(ASSIGNMENT)
Please count the lines in the data below that mention the word "upėms", then give only the total.

(Data entries)
== == ==

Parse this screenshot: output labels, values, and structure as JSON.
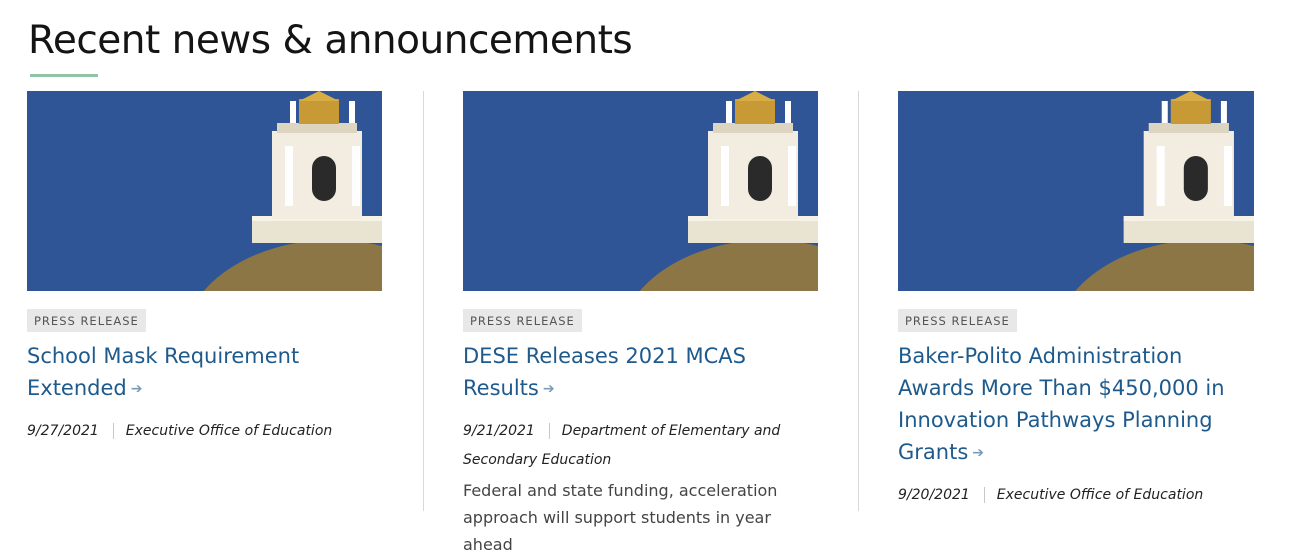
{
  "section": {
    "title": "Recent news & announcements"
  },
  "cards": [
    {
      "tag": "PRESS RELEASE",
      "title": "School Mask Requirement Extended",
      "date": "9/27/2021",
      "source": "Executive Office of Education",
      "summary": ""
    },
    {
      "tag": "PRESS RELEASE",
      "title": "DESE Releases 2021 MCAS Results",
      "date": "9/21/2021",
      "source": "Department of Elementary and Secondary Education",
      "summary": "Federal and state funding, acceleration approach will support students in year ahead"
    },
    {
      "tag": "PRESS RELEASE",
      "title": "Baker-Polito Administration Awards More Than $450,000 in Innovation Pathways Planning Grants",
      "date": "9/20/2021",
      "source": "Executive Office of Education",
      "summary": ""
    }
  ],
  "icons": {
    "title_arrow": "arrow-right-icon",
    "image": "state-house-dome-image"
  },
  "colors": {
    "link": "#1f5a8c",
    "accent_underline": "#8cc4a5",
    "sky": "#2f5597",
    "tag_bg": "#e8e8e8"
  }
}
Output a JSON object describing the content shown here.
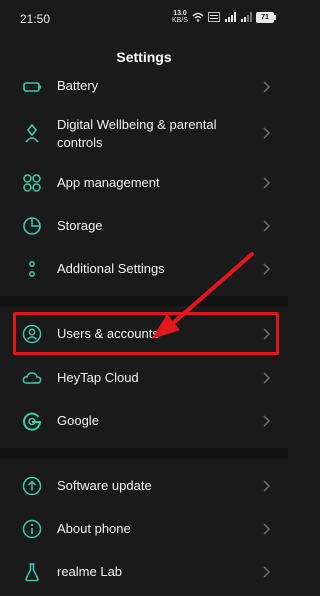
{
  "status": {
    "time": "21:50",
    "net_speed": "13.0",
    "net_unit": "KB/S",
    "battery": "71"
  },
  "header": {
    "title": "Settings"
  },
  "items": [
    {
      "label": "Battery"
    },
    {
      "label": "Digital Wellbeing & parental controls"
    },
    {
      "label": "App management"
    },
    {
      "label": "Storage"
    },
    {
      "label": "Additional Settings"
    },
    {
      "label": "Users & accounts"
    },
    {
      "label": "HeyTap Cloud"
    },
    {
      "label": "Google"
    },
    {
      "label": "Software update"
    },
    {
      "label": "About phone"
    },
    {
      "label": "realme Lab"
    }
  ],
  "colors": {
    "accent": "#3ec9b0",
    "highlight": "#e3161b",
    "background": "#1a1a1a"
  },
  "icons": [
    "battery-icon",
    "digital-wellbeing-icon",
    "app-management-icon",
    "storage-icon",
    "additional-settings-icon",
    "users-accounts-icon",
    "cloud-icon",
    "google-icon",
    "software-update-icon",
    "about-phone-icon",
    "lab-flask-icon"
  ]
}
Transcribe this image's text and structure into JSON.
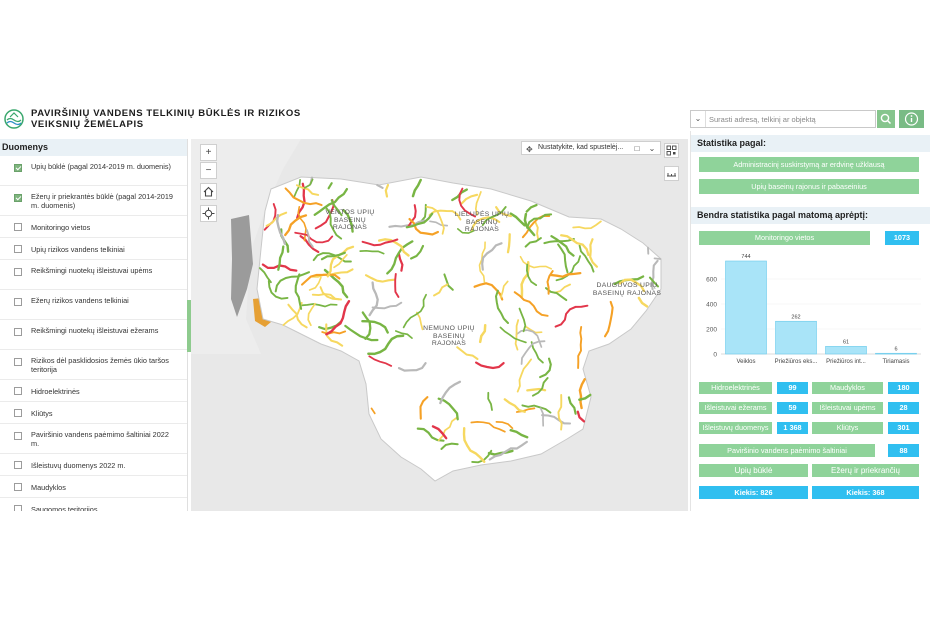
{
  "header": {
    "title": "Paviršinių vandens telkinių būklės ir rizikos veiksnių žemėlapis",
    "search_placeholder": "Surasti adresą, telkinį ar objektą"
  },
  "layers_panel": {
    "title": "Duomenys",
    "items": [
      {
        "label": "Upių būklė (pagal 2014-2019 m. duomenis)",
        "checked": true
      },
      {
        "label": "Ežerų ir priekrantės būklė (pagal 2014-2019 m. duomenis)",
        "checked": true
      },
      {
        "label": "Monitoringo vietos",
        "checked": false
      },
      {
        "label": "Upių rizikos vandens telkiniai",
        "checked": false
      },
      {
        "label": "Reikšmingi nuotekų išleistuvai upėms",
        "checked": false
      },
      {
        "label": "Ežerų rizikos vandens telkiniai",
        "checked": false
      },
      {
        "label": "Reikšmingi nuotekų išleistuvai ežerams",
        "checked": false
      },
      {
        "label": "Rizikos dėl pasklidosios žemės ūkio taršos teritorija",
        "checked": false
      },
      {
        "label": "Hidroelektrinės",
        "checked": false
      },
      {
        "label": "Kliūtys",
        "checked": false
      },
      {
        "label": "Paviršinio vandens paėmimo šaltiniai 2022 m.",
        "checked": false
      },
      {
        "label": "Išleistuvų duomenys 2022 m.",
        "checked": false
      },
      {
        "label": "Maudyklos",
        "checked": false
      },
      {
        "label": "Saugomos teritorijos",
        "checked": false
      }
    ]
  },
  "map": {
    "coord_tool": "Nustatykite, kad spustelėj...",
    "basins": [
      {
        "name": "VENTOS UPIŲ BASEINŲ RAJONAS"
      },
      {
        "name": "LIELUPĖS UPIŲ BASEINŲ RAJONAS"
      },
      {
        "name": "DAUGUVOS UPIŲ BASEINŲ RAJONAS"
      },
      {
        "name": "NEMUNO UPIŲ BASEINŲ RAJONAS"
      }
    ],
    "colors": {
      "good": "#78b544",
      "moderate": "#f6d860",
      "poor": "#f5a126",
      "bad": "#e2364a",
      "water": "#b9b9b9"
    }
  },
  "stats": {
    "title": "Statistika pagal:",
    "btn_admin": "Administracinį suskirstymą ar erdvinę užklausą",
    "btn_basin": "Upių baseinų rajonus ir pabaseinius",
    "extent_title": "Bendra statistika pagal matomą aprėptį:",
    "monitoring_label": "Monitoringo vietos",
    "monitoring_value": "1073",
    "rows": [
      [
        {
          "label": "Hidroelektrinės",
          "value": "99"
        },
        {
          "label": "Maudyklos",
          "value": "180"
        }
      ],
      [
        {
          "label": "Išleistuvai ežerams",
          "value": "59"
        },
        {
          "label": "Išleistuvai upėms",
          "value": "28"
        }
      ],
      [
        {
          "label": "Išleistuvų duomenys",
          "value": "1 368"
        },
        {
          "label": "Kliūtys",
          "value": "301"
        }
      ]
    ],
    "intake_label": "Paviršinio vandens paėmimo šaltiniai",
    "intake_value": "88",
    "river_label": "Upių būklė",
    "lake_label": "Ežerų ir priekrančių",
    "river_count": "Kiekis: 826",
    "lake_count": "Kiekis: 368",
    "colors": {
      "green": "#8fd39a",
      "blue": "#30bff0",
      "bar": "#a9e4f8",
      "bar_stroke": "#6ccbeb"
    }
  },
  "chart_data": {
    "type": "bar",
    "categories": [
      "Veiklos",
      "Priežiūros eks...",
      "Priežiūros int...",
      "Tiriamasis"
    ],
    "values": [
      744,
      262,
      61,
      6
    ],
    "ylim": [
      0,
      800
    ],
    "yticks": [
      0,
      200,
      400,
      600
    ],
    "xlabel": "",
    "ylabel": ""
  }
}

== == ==

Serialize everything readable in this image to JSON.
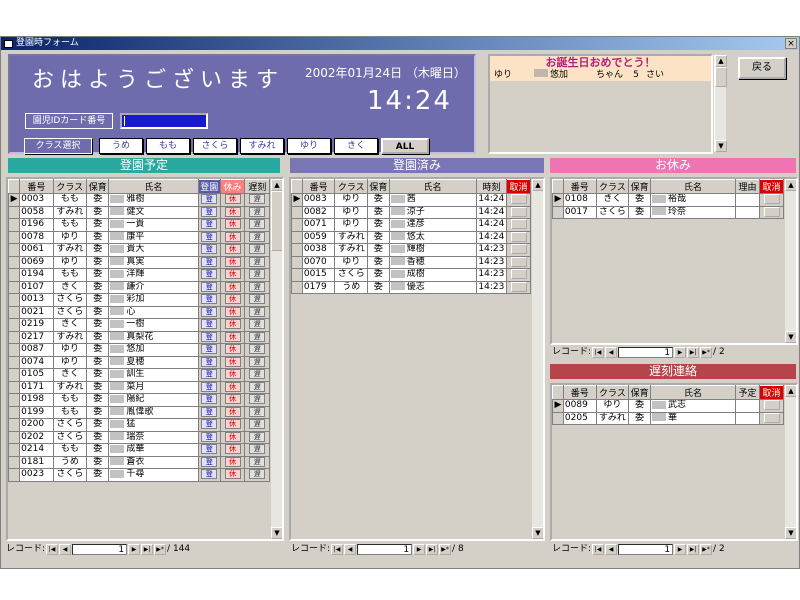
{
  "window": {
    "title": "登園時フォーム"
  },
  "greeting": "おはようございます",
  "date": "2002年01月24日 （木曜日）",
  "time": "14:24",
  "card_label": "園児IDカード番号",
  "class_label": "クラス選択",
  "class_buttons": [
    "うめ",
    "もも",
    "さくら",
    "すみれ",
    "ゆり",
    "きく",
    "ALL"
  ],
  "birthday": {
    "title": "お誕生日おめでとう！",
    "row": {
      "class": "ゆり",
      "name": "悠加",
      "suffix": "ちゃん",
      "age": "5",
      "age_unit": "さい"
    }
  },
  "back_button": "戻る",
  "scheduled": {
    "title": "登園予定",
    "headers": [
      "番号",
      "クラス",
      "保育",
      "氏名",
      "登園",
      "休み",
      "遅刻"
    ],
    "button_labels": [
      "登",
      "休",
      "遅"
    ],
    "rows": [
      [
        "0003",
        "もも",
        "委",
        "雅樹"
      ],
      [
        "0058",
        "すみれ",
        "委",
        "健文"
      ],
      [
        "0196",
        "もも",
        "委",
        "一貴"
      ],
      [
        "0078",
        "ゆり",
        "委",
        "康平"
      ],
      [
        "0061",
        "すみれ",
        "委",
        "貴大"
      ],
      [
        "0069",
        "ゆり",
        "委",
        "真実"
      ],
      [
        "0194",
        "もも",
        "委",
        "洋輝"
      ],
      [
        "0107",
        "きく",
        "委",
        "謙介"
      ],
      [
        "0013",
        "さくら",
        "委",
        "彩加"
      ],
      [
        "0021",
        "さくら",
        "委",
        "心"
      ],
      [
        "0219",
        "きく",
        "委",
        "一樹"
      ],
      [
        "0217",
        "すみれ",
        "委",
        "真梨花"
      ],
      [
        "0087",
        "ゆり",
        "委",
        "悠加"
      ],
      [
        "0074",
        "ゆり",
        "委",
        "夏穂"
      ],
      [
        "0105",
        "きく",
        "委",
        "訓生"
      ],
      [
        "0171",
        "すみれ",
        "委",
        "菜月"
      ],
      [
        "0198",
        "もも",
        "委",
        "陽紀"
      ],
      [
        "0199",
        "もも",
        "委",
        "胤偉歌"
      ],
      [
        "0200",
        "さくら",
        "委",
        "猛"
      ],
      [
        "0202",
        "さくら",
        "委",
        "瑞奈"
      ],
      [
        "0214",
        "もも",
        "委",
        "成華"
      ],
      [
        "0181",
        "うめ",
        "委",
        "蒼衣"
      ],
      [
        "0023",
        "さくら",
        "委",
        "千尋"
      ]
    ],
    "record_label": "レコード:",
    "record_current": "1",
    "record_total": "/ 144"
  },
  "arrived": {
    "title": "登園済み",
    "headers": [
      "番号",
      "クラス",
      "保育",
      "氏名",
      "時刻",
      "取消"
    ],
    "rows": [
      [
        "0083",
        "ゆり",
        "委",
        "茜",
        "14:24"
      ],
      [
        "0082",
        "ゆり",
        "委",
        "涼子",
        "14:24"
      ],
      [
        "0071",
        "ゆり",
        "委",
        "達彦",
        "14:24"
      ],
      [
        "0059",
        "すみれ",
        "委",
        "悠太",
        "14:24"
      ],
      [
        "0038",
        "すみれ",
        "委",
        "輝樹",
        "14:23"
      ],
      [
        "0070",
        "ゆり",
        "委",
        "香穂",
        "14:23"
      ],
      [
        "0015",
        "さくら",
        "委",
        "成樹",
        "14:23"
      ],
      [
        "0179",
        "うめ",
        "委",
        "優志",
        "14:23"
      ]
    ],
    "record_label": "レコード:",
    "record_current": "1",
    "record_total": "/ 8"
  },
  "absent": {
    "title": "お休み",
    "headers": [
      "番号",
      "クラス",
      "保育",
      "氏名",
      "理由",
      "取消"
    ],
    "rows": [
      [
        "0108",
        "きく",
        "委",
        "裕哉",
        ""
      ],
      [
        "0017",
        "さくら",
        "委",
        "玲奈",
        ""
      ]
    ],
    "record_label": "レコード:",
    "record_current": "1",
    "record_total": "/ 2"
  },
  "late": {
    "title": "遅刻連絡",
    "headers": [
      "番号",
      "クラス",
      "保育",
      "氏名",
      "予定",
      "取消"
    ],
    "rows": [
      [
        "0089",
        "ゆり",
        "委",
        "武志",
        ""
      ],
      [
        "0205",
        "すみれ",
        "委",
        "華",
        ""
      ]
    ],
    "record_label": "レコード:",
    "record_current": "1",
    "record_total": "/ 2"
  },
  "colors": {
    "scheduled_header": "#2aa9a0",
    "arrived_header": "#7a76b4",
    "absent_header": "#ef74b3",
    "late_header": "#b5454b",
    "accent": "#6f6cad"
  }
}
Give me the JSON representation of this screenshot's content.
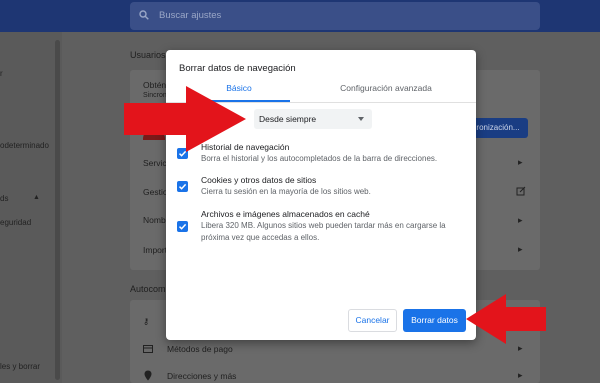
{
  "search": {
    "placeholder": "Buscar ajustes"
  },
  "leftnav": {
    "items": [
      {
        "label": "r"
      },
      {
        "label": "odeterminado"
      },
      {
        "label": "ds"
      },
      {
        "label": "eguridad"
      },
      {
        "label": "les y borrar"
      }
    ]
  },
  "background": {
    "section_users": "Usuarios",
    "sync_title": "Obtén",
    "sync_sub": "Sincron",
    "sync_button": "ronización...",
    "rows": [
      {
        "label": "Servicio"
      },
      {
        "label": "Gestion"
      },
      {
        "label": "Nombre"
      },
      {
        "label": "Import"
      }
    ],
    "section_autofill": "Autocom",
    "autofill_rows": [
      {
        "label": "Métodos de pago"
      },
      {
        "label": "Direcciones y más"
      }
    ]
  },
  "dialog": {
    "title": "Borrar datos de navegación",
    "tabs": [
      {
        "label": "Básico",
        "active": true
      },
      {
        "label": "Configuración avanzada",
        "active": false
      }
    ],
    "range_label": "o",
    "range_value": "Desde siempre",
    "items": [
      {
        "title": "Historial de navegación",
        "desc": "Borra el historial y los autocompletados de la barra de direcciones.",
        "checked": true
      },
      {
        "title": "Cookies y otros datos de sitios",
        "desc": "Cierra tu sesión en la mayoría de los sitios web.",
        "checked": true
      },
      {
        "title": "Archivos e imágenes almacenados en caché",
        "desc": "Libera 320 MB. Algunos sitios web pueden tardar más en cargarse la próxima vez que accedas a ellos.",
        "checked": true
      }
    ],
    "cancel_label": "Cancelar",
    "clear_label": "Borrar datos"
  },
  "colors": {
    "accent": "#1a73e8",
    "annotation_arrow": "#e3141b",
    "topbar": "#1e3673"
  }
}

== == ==

(ANSWER SPACE)
2